In the mid 1930's, it became apparent to the City of New Orleans that the municipal airport located on the south shore of Lake Pontchartrain was no longer large enough to service the City's growing air transportation needs. Expansion of the lakefront facilities was considered too costly. An Aviation Division of the Department of Public Property of the City of New Orleans was formed to coordinate with the Civil Aviation Authority (CAA, now the Federal Aviation Administration -FAA) to establish a New Orleans Airport.
Before any construction began, the United States became involved in World War II on December, 1941. The land for Moisant Field was taken over by the U.S. Government for use as an air base. Facilities were constructed on this land by the Federal Government and were used by the Army until the end of the war in August 1945. In 1946, the Federal Government returned the land plus 295 adjacent acres to the City of New Orleans.

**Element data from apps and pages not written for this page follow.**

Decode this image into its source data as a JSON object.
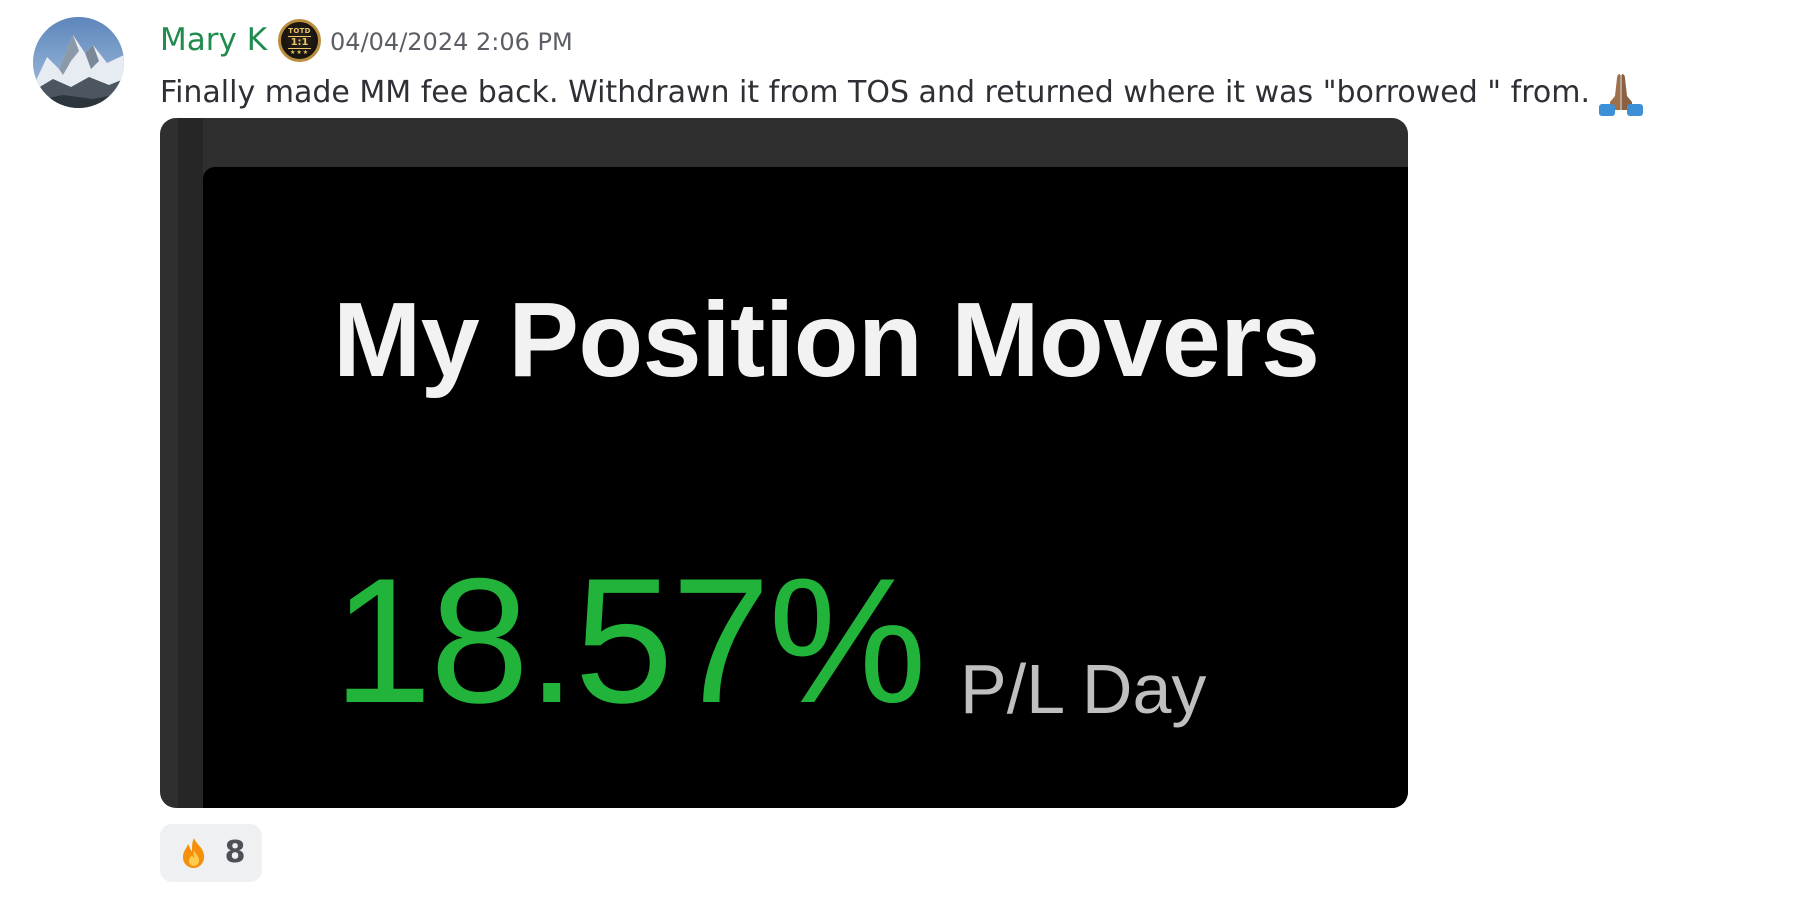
{
  "message": {
    "author": "Mary K",
    "role_badge": {
      "top": "TOTD",
      "middle": "1:1",
      "stars": "★★★"
    },
    "timestamp": "04/04/2024 2:06 PM",
    "text": "Finally made MM fee back. Withdrawn it from TOS and returned where it was \"borrowed \" from.",
    "trailing_emoji": "folded-hands",
    "author_color": "#1f8b4c"
  },
  "attachment": {
    "title": "My Position Movers",
    "percent": "18.57%",
    "label": "P/L Day",
    "percent_color": "#22b33a"
  },
  "reactions": [
    {
      "emoji": "fire",
      "count": "8"
    }
  ]
}
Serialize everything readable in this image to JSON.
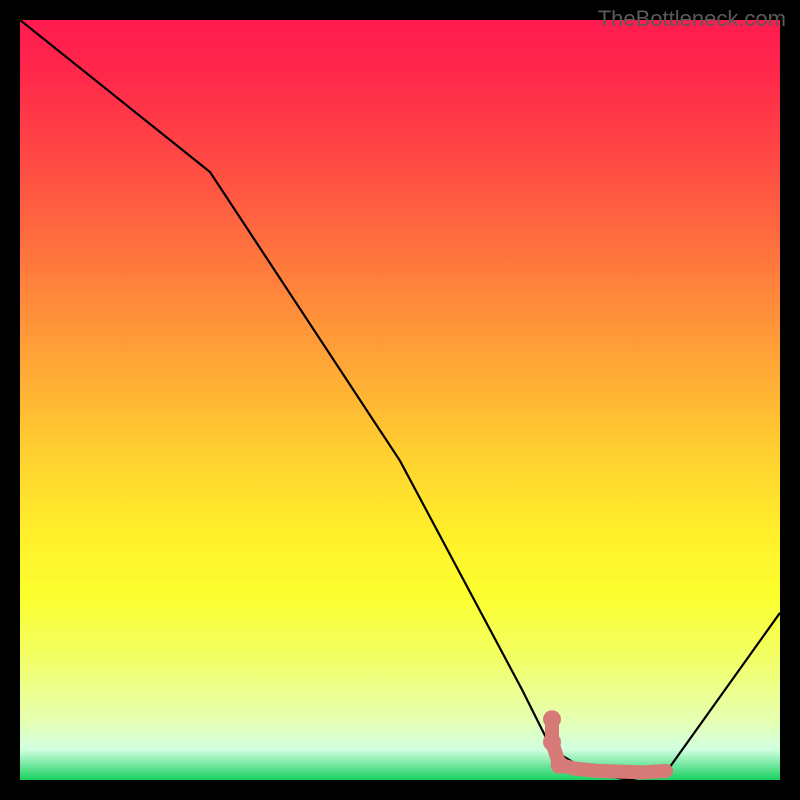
{
  "watermark": "TheBottleneck.com",
  "chart_data": {
    "type": "line",
    "title": "",
    "xlabel": "",
    "ylabel": "",
    "xlim": [
      0,
      100
    ],
    "ylim": [
      0,
      100
    ],
    "series": [
      {
        "name": "bottleneck-curve",
        "x": [
          0,
          25,
          50,
          66,
          70,
          75,
          80,
          85,
          100
        ],
        "y": [
          100,
          80,
          42,
          12,
          4,
          1,
          0,
          1,
          22
        ]
      }
    ],
    "marker_region": {
      "name": "optimal-zone",
      "color": "#d67a78",
      "points": [
        {
          "x": 70,
          "y": 8
        },
        {
          "x": 70,
          "y": 5
        },
        {
          "x": 71,
          "y": 2
        },
        {
          "x": 73,
          "y": 1.5
        },
        {
          "x": 76,
          "y": 1.2
        },
        {
          "x": 79,
          "y": 1.1
        },
        {
          "x": 82,
          "y": 1.0
        },
        {
          "x": 85,
          "y": 1.2
        }
      ]
    },
    "gradient_stops": [
      {
        "pos": 0,
        "color": "#ff1a4f"
      },
      {
        "pos": 50,
        "color": "#ffb035"
      },
      {
        "pos": 75,
        "color": "#fff02a"
      },
      {
        "pos": 100,
        "color": "#18d060"
      }
    ]
  }
}
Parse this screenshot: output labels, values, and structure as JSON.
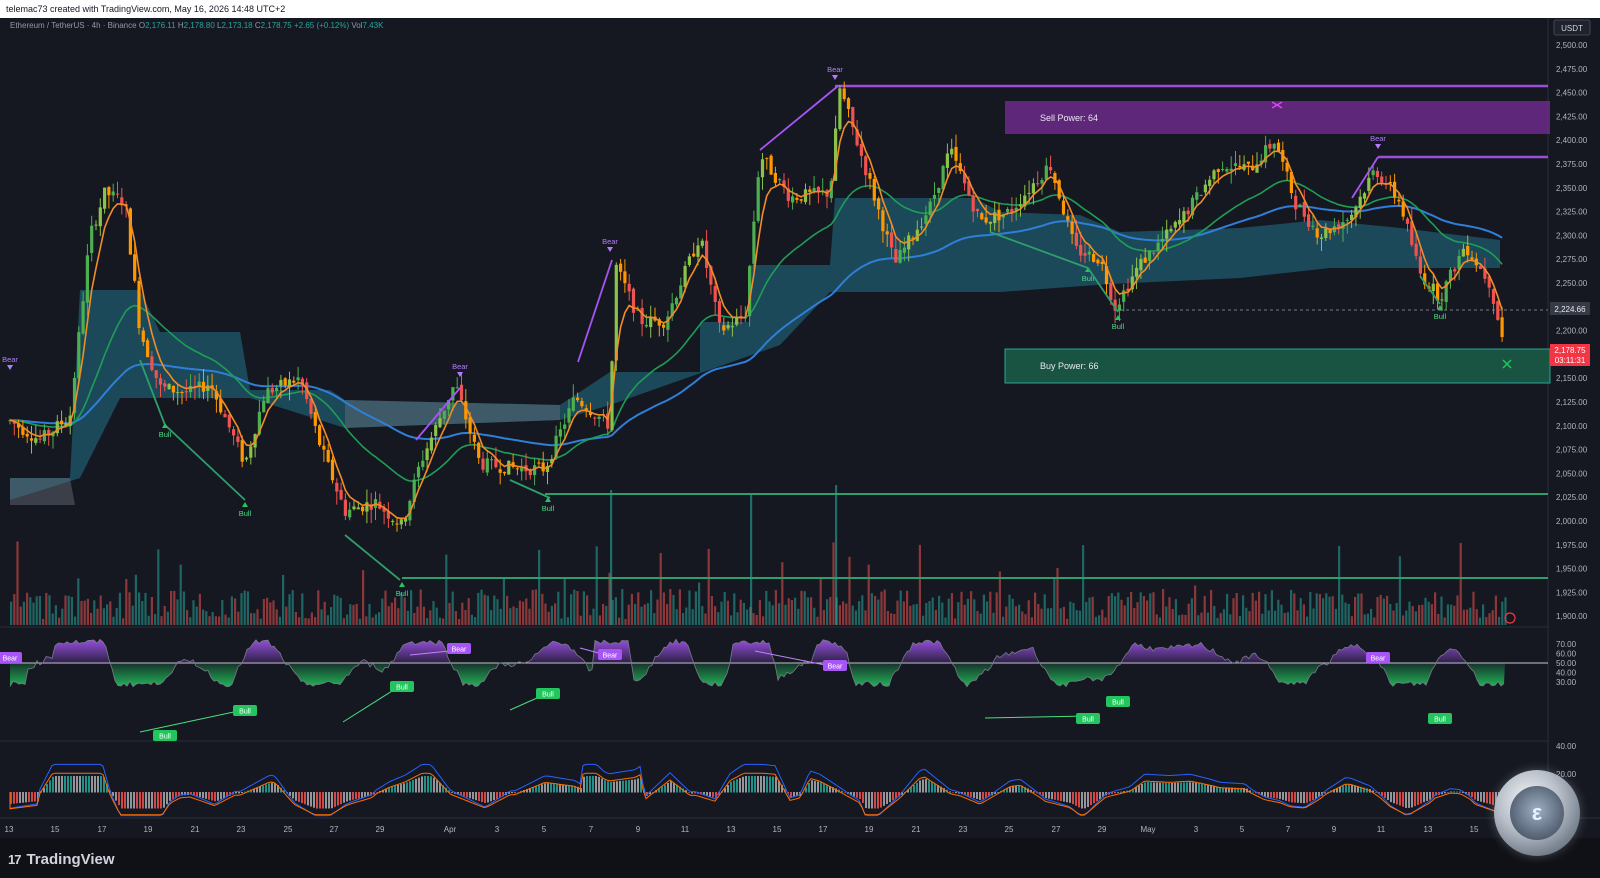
{
  "attribution": "telemac73 created with TradingView.com, May 16, 2026 14:48 UTC+2",
  "symbol_line": "Ethereum / TetherUS · 4h · Binance",
  "ohlc": {
    "o_label": "O",
    "o": "2,176.11",
    "h_label": "H",
    "h": "2,178.80",
    "l_label": "L",
    "l": "2,173.18",
    "c_label": "C",
    "c": "2,178.75",
    "change": "+2.65 (+0.12%)",
    "vol_label": "Vol",
    "vol": "7.43K"
  },
  "currency_badge": "USDT",
  "price_axis": [
    "2,500.00",
    "2,475.00",
    "2,450.00",
    "2,425.00",
    "2,400.00",
    "2,375.00",
    "2,350.00",
    "2,325.00",
    "2,300.00",
    "2,275.00",
    "2,250.00",
    "2,225.00",
    "2,200.00",
    "2,175.00",
    "2,150.00",
    "2,125.00",
    "2,100.00",
    "2,075.00",
    "2,050.00",
    "2,025.00",
    "2,000.00",
    "1,975.00",
    "1,950.00",
    "1,925.00",
    "1,900.00"
  ],
  "price_tags": {
    "level": "2,224.66",
    "last": "2,178.75",
    "countdown": "03:11:31"
  },
  "zones": {
    "sell": "Sell Power: 64",
    "buy": "Buy Power: 66"
  },
  "signal_labels": {
    "bear": "Bear",
    "bull": "Bull"
  },
  "rsi_axis": [
    "70.00",
    "60.00",
    "50.00",
    "40.00",
    "30.00"
  ],
  "macd_axis": [
    "40.00",
    "20.00"
  ],
  "time_axis": [
    "13",
    "15",
    "17",
    "19",
    "21",
    "23",
    "25",
    "27",
    "29",
    "Apr",
    "3",
    "5",
    "7",
    "9",
    "11",
    "13",
    "15",
    "17",
    "19",
    "21",
    "23",
    "25",
    "27",
    "29",
    "May",
    "3",
    "5",
    "7",
    "9",
    "11",
    "13",
    "15"
  ],
  "colors": {
    "bg": "#151821",
    "up": "#26a69a",
    "down": "#ef5350",
    "bull_green": "#22c55e",
    "bear_purple": "#a855f7",
    "cloud": "#1e5a6e",
    "ema_blue": "#2f7fd8",
    "ema_green": "#1f9d55",
    "ema_orange": "#f28c28"
  },
  "brand": "TradingView",
  "icons": {
    "brand_mark": "tradingview-logo-icon",
    "coin": "coin-watermark-icon"
  }
}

In May 1946, commercial air service began at Moisant Field, named for aviation pioneer John Bevins Moisant. By January 1947, the airport was considered to be one of the largest commercial airports in the nation encompassing 1360 acres of land that included three 5,000 foot runways and one 7,000 foot runway. In addition, it was the first airport to install an Instrument Landing System. In 1959, a new terminal and two new concourses were dedicated. The official name of the airport was changed in 1960 from Moisant Field to New Orleans International Airport.
A New Start

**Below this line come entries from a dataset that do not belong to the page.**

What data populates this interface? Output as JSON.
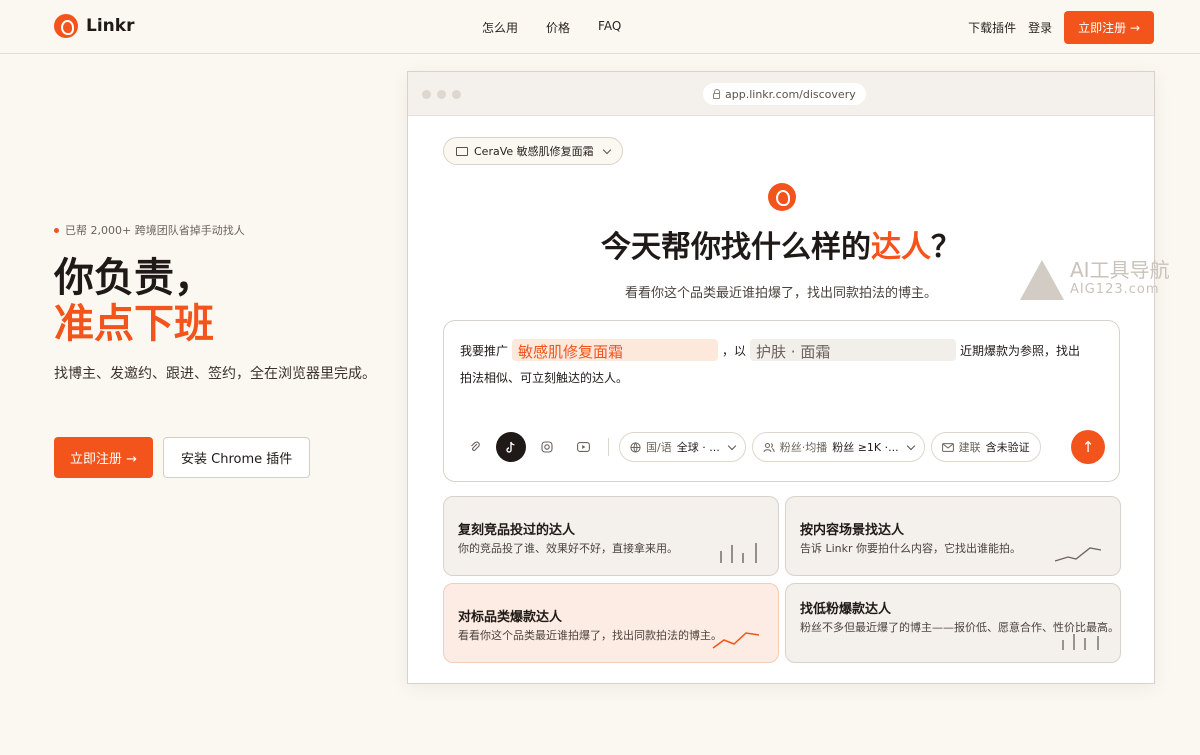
{
  "nav": {
    "brand": "Linkr",
    "links": [
      "怎么用",
      "价格",
      "FAQ"
    ],
    "download": "下载插件",
    "login": "登录",
    "signup": "立即注册 →"
  },
  "hero": {
    "tagline": "已帮 2,000+ 跨境团队省掉手动找人",
    "title_line1": "你负责，",
    "title_line2": "准点下班",
    "subtitle": "找博主、发邀约、跟进、签约，全在浏览器里完成。",
    "signup_button": "立即注册 →",
    "install_button": "安装 Chrome 插件"
  },
  "browser": {
    "url": "app.linkr.com/discovery",
    "project": "CeraVe 敏感肌修复面霜",
    "question_prefix": "今天帮你找什么样的",
    "question_accent": "达人",
    "question_suffix": "？",
    "question_sub": "看看你这个品类最近谁拍爆了，找出同款拍法的博主。",
    "prompt": {
      "p1": "我要推广",
      "chip1": "敏感肌修复面霜",
      "p2": "，以",
      "chip2": "护肤 · 面霜",
      "p3": "近期爆款为参照，找出",
      "p4": "拍法相似、可立刻触达的达人。"
    },
    "filters": {
      "region_label": "国/语",
      "region_value": "全球 · ...",
      "fans_label": "粉丝·均播",
      "fans_value": "粉丝 ≥1K ·...",
      "contact_label": "建联",
      "contact_value": "含未验证"
    },
    "send": "↑",
    "cards": [
      {
        "title": "复刻竞品投过的达人",
        "desc": "你的竞品投了谁、效果好不好，直接拿来用。"
      },
      {
        "title": "按内容场景找达人",
        "desc": "告诉 Linkr 你要拍什么内容，它找出谁能拍。"
      },
      {
        "title": "对标品类爆款达人",
        "desc": "看看你这个品类最近谁拍爆了，找出同款拍法的博主。"
      },
      {
        "title": "找低粉爆款达人",
        "desc": "粉丝不多但最近爆了的博主——报价低、愿意合作、性价比最高。"
      }
    ]
  },
  "watermark": {
    "line1": "AI工具导航",
    "line2": "AIG123.com"
  },
  "colors": {
    "accent": "#f2541c",
    "background": "#fbf8f2"
  }
}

The first major expansion occurred in 1974 with the addition of two new concourses at the east end of the main terminal. This brought the total number of gates to 42.
In August 2001, the Airport's name was changed to the Louis Armstrong New Orleans International Airport in honor of the famous native-born musician's 100th birthday.
In August 2005, Hurricane Katrina struck the Louisiana-Mississippi Gulf coastline resulting in massive destruction and loss of life. The airport played a vital role in evacuating over 30,000 evacuees to safety. For three days, Armstrong International Airport was the busiest airport in the world. Commercial flights resumed service in September 2005, while the airport continued to play a variety of support roles in the rescue and recovery effort of the region.
The three letter identifier for Louis Armstrong New Orleans International Airport is MSY. It stands for Moisant Stock Yards.
1960 Aerial View
2005 Aerial View